The task: Reproduce the listing exactly, with no pictures in your copy.

Provided records:
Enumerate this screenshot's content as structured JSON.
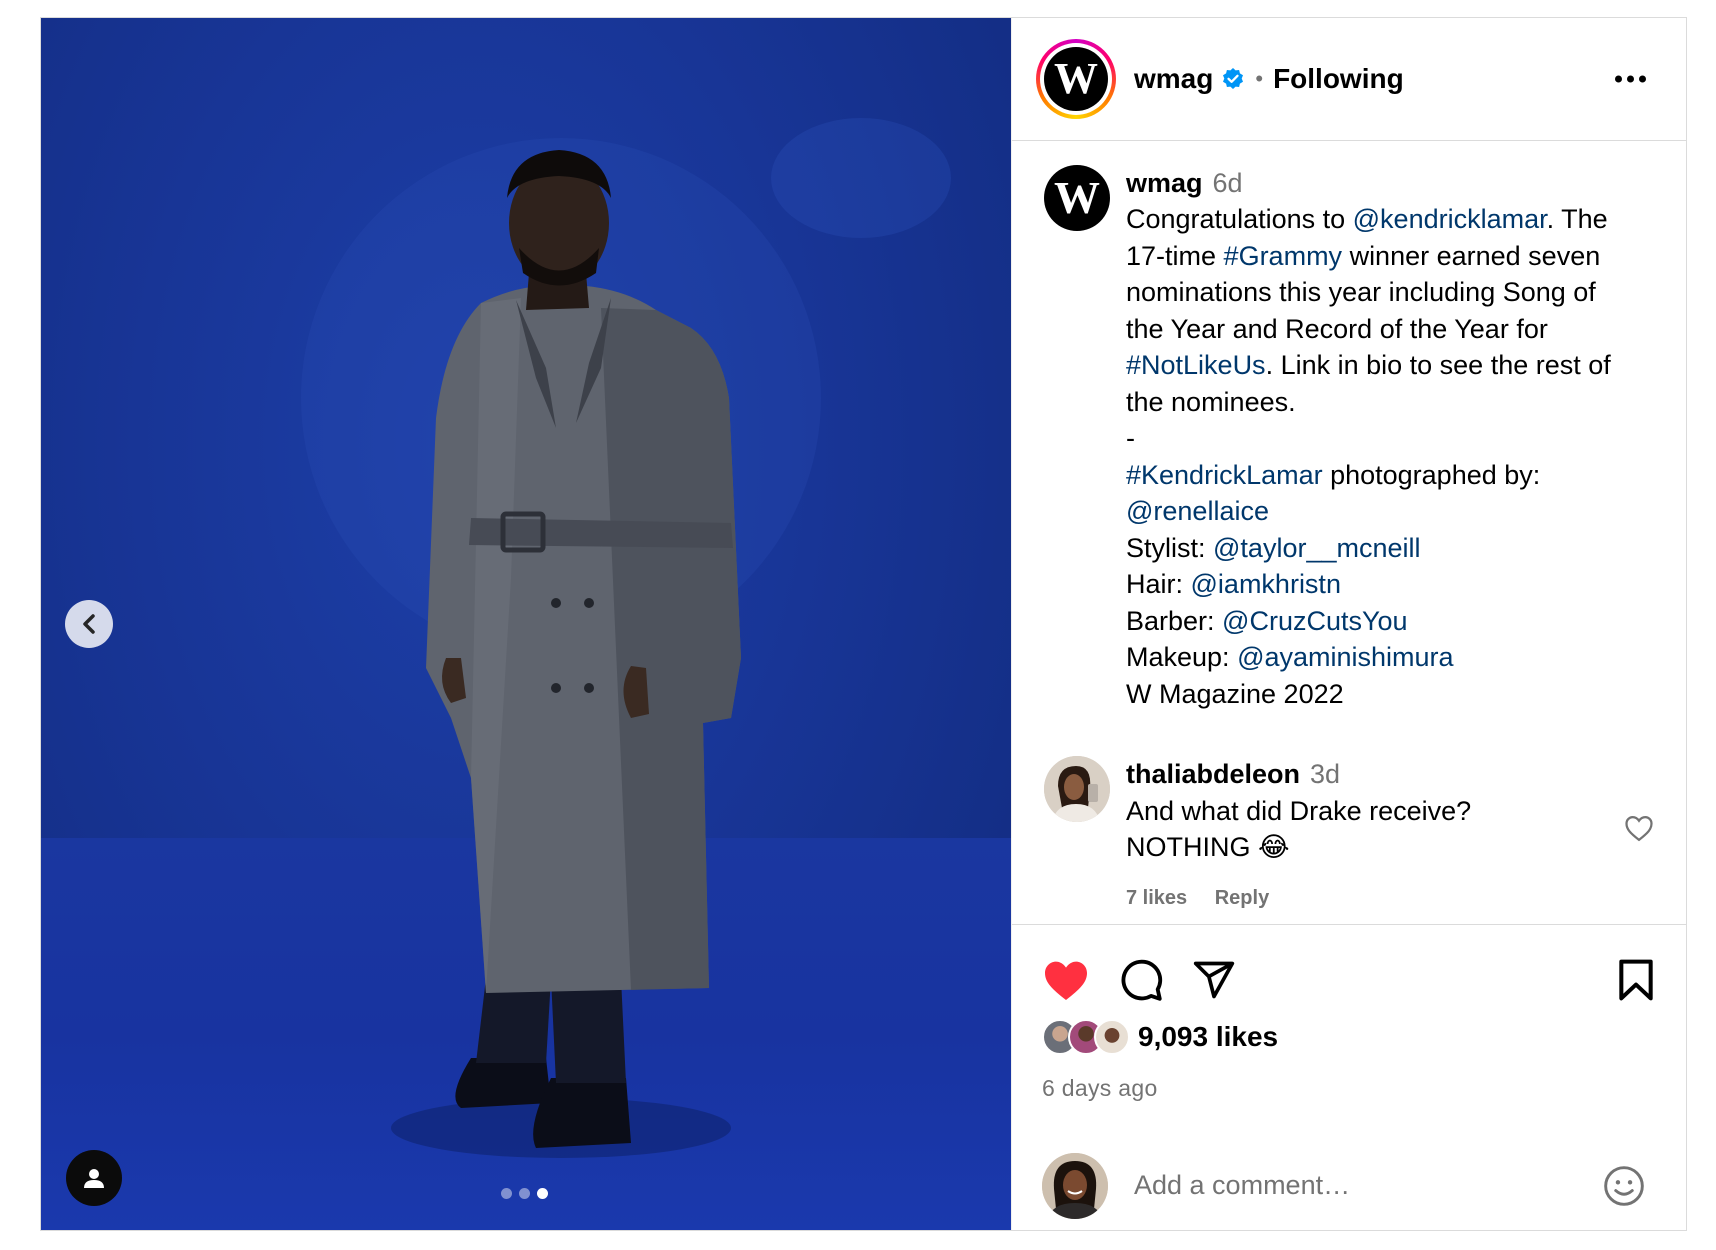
{
  "post": {
    "media": {
      "carousel": {
        "total": 3,
        "active_index": 2
      },
      "icons": {
        "prev": "chevron-left-icon",
        "tagged": "user-tag-icon"
      }
    },
    "header": {
      "username": "wmag",
      "avatar_letter": "W",
      "separator": "•",
      "follow_status": "Following",
      "verified": true
    },
    "caption": {
      "username": "wmag",
      "time": "6d",
      "avatar_letter": "W",
      "lines": [
        [
          {
            "t": "Congratulations to "
          },
          {
            "t": "@kendricklamar",
            "link": true
          },
          {
            "t": ". The"
          }
        ],
        [
          {
            "t": "17-time "
          },
          {
            "t": "#Grammy",
            "link": true
          },
          {
            "t": " winner earned seven"
          }
        ],
        [
          {
            "t": "nominations this year including Song of"
          }
        ],
        [
          {
            "t": "the Year and Record of the Year for"
          }
        ],
        [
          {
            "t": "#NotLikeUs",
            "link": true
          },
          {
            "t": ". Link in bio to see the rest of"
          }
        ],
        [
          {
            "t": "the nominees."
          }
        ],
        [
          {
            "t": "-"
          }
        ],
        [
          {
            "t": "#KendrickLamar",
            "link": true
          },
          {
            "t": " photographed by:"
          }
        ],
        [
          {
            "t": "@renellaice",
            "link": true
          }
        ],
        [
          {
            "t": "Stylist: "
          },
          {
            "t": "@taylor__mcneill",
            "link": true
          }
        ],
        [
          {
            "t": "Hair: "
          },
          {
            "t": "@iamkhristn",
            "link": true
          }
        ],
        [
          {
            "t": "Barber: "
          },
          {
            "t": "@CruzCutsYou",
            "link": true
          }
        ],
        [
          {
            "t": "Makeup: "
          },
          {
            "t": "@ayaminishimura",
            "link": true
          }
        ],
        [
          {
            "t": "W Magazine 2022"
          }
        ]
      ]
    },
    "comments": [
      {
        "username": "thaliabdeleon",
        "time": "3d",
        "lines": [
          "And what did Drake receive?",
          "NOTHING 😂"
        ],
        "likes": "7 likes",
        "reply": "Reply"
      }
    ],
    "actions": {
      "liked": true,
      "like_color": "#ff3040",
      "icons": [
        "heart-icon",
        "comment-icon",
        "share-icon",
        "bookmark-icon"
      ]
    },
    "likes_text": "9,093 likes",
    "posted": "6 days ago",
    "add_comment": {
      "placeholder": "Add a comment…"
    }
  }
}
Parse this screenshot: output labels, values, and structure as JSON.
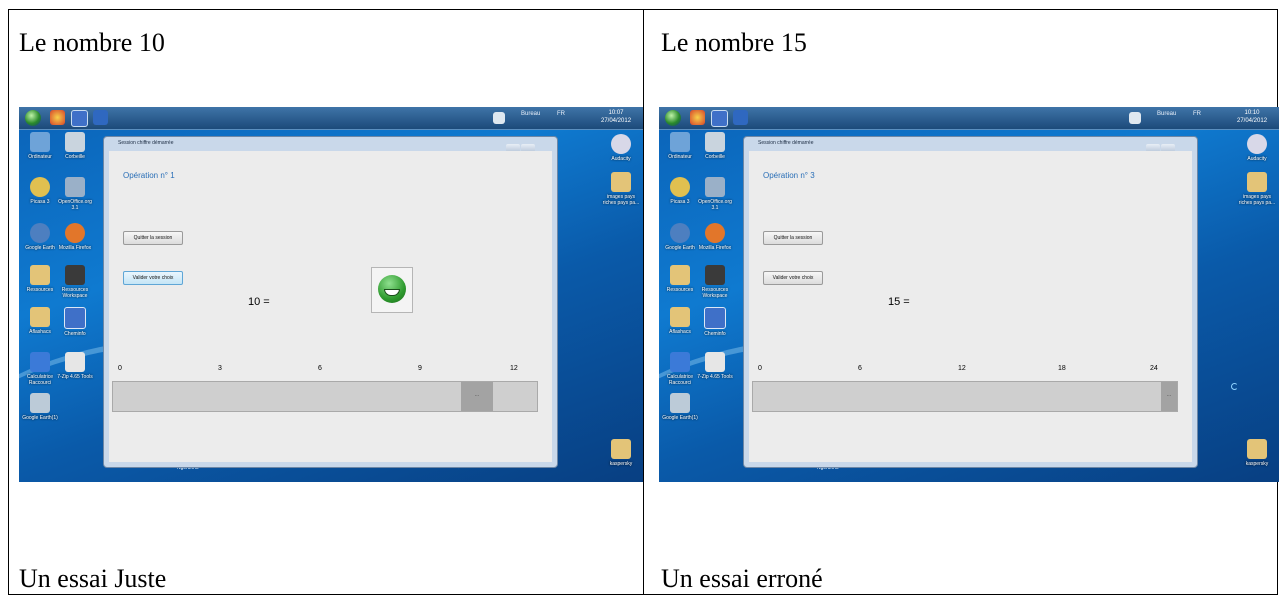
{
  "left": {
    "title": "Le nombre 10",
    "caption": "Un essai Juste",
    "screenshot": {
      "window_title": "Session chiffre démarrée",
      "operation": "Opération n° 1",
      "quit_button": "Quitter la session",
      "validate_button": "Valider votre choix",
      "equation": "10 =",
      "slider_ticks": [
        "0",
        "3",
        "6",
        "9",
        "12"
      ],
      "slider_value": 10.3,
      "slider_range": [
        0,
        12
      ],
      "slider_thumb_label": "...",
      "feedback_icon": "smiley-green-icon",
      "clock_time": "10:07",
      "clock_date": "27/04/2012"
    }
  },
  "right": {
    "title": "Le nombre 15",
    "caption": "Un essai erroné",
    "screenshot": {
      "window_title": "Session chiffre démarrée",
      "operation": "Opération n° 3",
      "quit_button": "Quitter la session",
      "validate_button": "Valider votre choix",
      "equation": "15 =",
      "slider_ticks": [
        "0",
        "6",
        "12",
        "18",
        "24"
      ],
      "slider_value": 24,
      "slider_range": [
        0,
        24
      ],
      "slider_thumb_label": "...",
      "clock_time": "10:10",
      "clock_date": "27/04/2012"
    }
  },
  "taskbar": {
    "desktop_label": "Bureau",
    "lang": "FR"
  },
  "desktop_icons": [
    {
      "label": "Ordinateur",
      "color": "#6ea3d8"
    },
    {
      "label": "Corbeille",
      "color": "#c9d4de"
    },
    {
      "label": "Picasa 3",
      "color": "#e0c050"
    },
    {
      "label": "OpenOffice.org 3.1",
      "color": "#9ab0c8"
    },
    {
      "label": "Google Earth",
      "color": "#4d7fc0"
    },
    {
      "label": "Mozilla Firefox",
      "color": "#e2762a"
    },
    {
      "label": "Ressources",
      "color": "#e3c478"
    },
    {
      "label": "Ressources Workspace",
      "color": "#3a3a3a"
    },
    {
      "label": "Aflashacs",
      "color": "#e3c478"
    },
    {
      "label": "Cheminfo",
      "color": "#3f70c8"
    },
    {
      "label": "Calculatrice Raccourci",
      "color": "#3b7ad8"
    },
    {
      "label": "7-Zip 4.65 Tools",
      "color": "#e6e6e6"
    },
    {
      "label": "Google Earth(1)",
      "color": "#bccbd8"
    }
  ],
  "right_desktop_icons": [
    {
      "label": "Audacity",
      "color": "#d8d8e8"
    },
    {
      "label": "images pays riches pays pa...",
      "color": "#e3c478"
    },
    {
      "label": "kaspersky",
      "color": "#e3c478"
    }
  ],
  "recycle_label": "Ngertinho"
}
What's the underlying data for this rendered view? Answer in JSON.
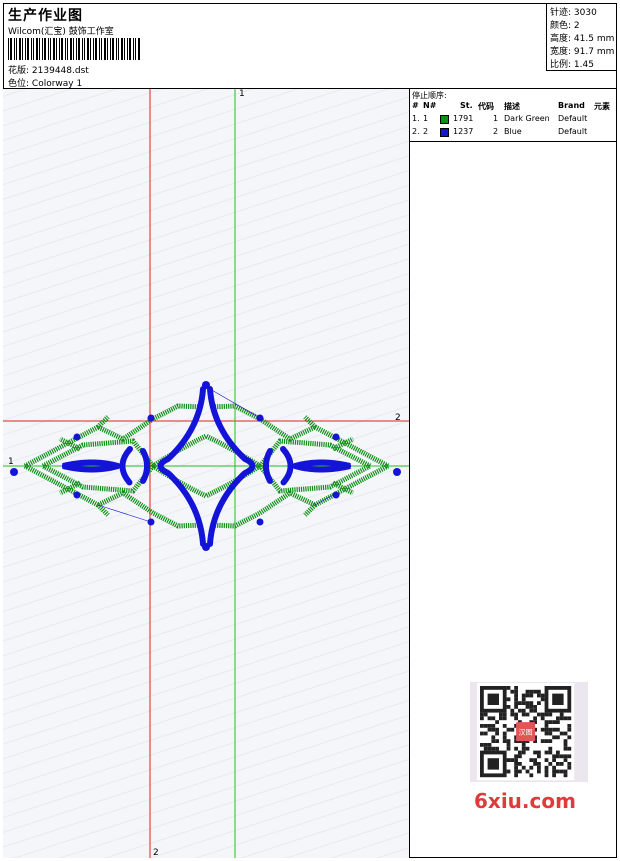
{
  "header": {
    "title": "生产作业图",
    "company": "Wilcom(汇宝) 鼓饰工作室",
    "file_label": "花版:",
    "file_value": "2139448.dst",
    "colorway_label": "色位:",
    "colorway_value": "Colorway 1"
  },
  "stats": [
    {
      "label": "针迹:",
      "value": "3030"
    },
    {
      "label": "颜色:",
      "value": "2"
    },
    {
      "label": "高度:",
      "value": "41.5 mm"
    },
    {
      "label": "宽度:",
      "value": "91.7 mm"
    },
    {
      "label": "比例:",
      "value": "1.45"
    }
  ],
  "stop_sequence": {
    "title": "停止顺序:",
    "columns": [
      "#",
      "N#",
      "St.",
      "代码",
      "描述",
      "Brand",
      "元素"
    ],
    "rows": [
      {
        "num": "1.",
        "n": "1",
        "color": "#0f8f17",
        "stitches": "1791",
        "code": "1",
        "desc": "Dark Green",
        "brand": "Default"
      },
      {
        "num": "2.",
        "n": "2",
        "color": "#1414d9",
        "stitches": "1237",
        "code": "2",
        "desc": "Blue",
        "brand": "Default"
      }
    ]
  },
  "canvas": {
    "marker_green_1": "1",
    "marker_green_1b": "1",
    "marker_red_2": "2",
    "marker_red_2b": "2",
    "green_color": "#0f8f17",
    "blue_color": "#1414d9",
    "red_color": "#e02020"
  },
  "watermark": {
    "qr_badge": "汉图",
    "site": "6xiu.com"
  }
}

Written solution:
Enumerate this screenshot's content as structured JSON.
{
  "post": {
    "media": {
      "carousel": {
        "total": 3,
        "active_index": 2
      },
      "icons": {
        "prev": "chevron-left-icon",
        "tagged": "user-tag-icon"
      }
    },
    "header": {
      "username": "wmag",
      "avatar_letter": "W",
      "separator": "•",
      "follow_status": "Following",
      "verified": true
    },
    "caption": {
      "username": "wmag",
      "time": "6d",
      "avatar_letter": "W",
      "lines": [
        [
          {
            "t": "Congratulations to "
          },
          {
            "t": "@kendricklamar",
            "link": true
          },
          {
            "t": ". The"
          }
        ],
        [
          {
            "t": "17-time "
          },
          {
            "t": "#Grammy",
            "link": true
          },
          {
            "t": " winner earned seven"
          }
        ],
        [
          {
            "t": "nominations this year including Song of"
          }
        ],
        [
          {
            "t": "the Year and Record of the Year for"
          }
        ],
        [
          {
            "t": "#NotLikeUs",
            "link": true
          },
          {
            "t": ". Link in bio to see the rest of"
          }
        ],
        [
          {
            "t": "the nominees."
          }
        ],
        [
          {
            "t": "-"
          }
        ],
        [
          {
            "t": "#KendrickLamar",
            "link": true
          },
          {
            "t": " photographed by:"
          }
        ],
        [
          {
            "t": "@renellaice",
            "link": true
          }
        ],
        [
          {
            "t": "Stylist: "
          },
          {
            "t": "@taylor__mcneill",
            "link": true
          }
        ],
        [
          {
            "t": "Hair: "
          },
          {
            "t": "@iamkhristn",
            "link": true
          }
        ],
        [
          {
            "t": "Barber: "
          },
          {
            "t": "@CruzCutsYou",
            "link": true
          }
        ],
        [
          {
            "t": "Makeup: "
          },
          {
            "t": "@ayaminishimura",
            "link": true
          }
        ],
        [
          {
            "t": "W Magazine 2022"
          }
        ]
      ]
    },
    "comments": [
      {
        "username": "thaliabdeleon",
        "time": "3d",
        "lines": [
          "And what did Drake receive?",
          "NOTHING 😂"
        ],
        "likes": "7 likes",
        "reply": "Reply"
      }
    ],
    "actions": {
      "liked": true,
      "like_color": "#ff3040",
      "icons": [
        "heart-icon",
        "comment-icon",
        "share-icon",
        "bookmark-icon"
      ]
    },
    "likes_text": "9,093 likes",
    "posted": "6 days ago",
    "add_comment": {
      "placeholder": "Add a comment…"
    }
  }
}
Parse this screenshot: output labels, values, and structure as JSON.
{
  "left": {
    "title": "Le nombre 10",
    "caption": "Un essai Juste",
    "screenshot": {
      "window_title": "Session chiffre démarrée",
      "operation": "Opération n° 1",
      "quit_button": "Quitter la session",
      "validate_button": "Valider votre choix",
      "equation": "10 =",
      "slider_ticks": [
        "0",
        "3",
        "6",
        "9",
        "12"
      ],
      "slider_value": 10.3,
      "slider_range": [
        0,
        12
      ],
      "slider_thumb_label": "...",
      "feedback_icon": "smiley-green-icon",
      "clock_time": "10:07",
      "clock_date": "27/04/2012"
    }
  },
  "right": {
    "title": "Le nombre 15",
    "caption": "Un essai erroné",
    "screenshot": {
      "window_title": "Session chiffre démarrée",
      "operation": "Opération n° 3",
      "quit_button": "Quitter la session",
      "validate_button": "Valider votre choix",
      "equation": "15 =",
      "slider_ticks": [
        "0",
        "6",
        "12",
        "18",
        "24"
      ],
      "slider_value": 24,
      "slider_range": [
        0,
        24
      ],
      "slider_thumb_label": "...",
      "clock_time": "10:10",
      "clock_date": "27/04/2012"
    }
  },
  "taskbar": {
    "desktop_label": "Bureau",
    "lang": "FR"
  },
  "desktop_icons": [
    {
      "label": "Ordinateur",
      "color": "#6ea3d8"
    },
    {
      "label": "Corbeille",
      "color": "#c9d4de"
    },
    {
      "label": "Picasa 3",
      "color": "#e0c050"
    },
    {
      "label": "OpenOffice.org 3.1",
      "color": "#9ab0c8"
    },
    {
      "label": "Google Earth",
      "color": "#4d7fc0"
    },
    {
      "label": "Mozilla Firefox",
      "color": "#e2762a"
    },
    {
      "label": "Ressources",
      "color": "#e3c478"
    },
    {
      "label": "Ressources Workspace",
      "color": "#3a3a3a"
    },
    {
      "label": "Aflashacs",
      "color": "#e3c478"
    },
    {
      "label": "Cheminfo",
      "color": "#3f70c8"
    },
    {
      "label": "Calculatrice Raccourci",
      "color": "#3b7ad8"
    },
    {
      "label": "7-Zip 4.65 Tools",
      "color": "#e6e6e6"
    },
    {
      "label": "Google Earth(1)",
      "color": "#bccbd8"
    }
  ],
  "right_desktop_icons": [
    {
      "label": "Audacity",
      "color": "#d8d8e8"
    },
    {
      "label": "images pays riches pays pa...",
      "color": "#e3c478"
    },
    {
      "label": "kaspersky",
      "color": "#e3c478"
    }
  ],
  "recycle_label": "Ngertinho"
}
What's the underlying data for this rendered view? Answer in JSON.
{
  "header": {
    "title": "生产作业图",
    "company": "Wilcom(汇宝) 鼓饰工作室",
    "file_label": "花版:",
    "file_value": "2139448.dst",
    "colorway_label": "色位:",
    "colorway_value": "Colorway 1"
  },
  "stats": [
    {
      "label": "针迹:",
      "value": "3030"
    },
    {
      "label": "颜色:",
      "value": "2"
    },
    {
      "label": "高度:",
      "value": "41.5 mm"
    },
    {
      "label": "宽度:",
      "value": "91.7 mm"
    },
    {
      "label": "比例:",
      "value": "1.45"
    }
  ],
  "stop_sequence": {
    "title": "停止顺序:",
    "columns": [
      "#",
      "N#",
      "St.",
      "代码",
      "描述",
      "Brand",
      "元素"
    ],
    "rows": [
      {
        "num": "1.",
        "n": "1",
        "color": "#0f8f17",
        "stitches": "1791",
        "code": "1",
        "desc": "Dark Green",
        "brand": "Default"
      },
      {
        "num": "2.",
        "n": "2",
        "color": "#1414d9",
        "stitches": "1237",
        "code": "2",
        "desc": "Blue",
        "brand": "Default"
      }
    ]
  },
  "canvas": {
    "marker_green_1": "1",
    "marker_green_1b": "1",
    "marker_red_2": "2",
    "marker_red_2b": "2",
    "green_color": "#0f8f17",
    "blue_color": "#1414d9",
    "red_color": "#e02020"
  },
  "watermark": {
    "qr_badge": "汉图",
    "site": "6xiu.com"
  }
}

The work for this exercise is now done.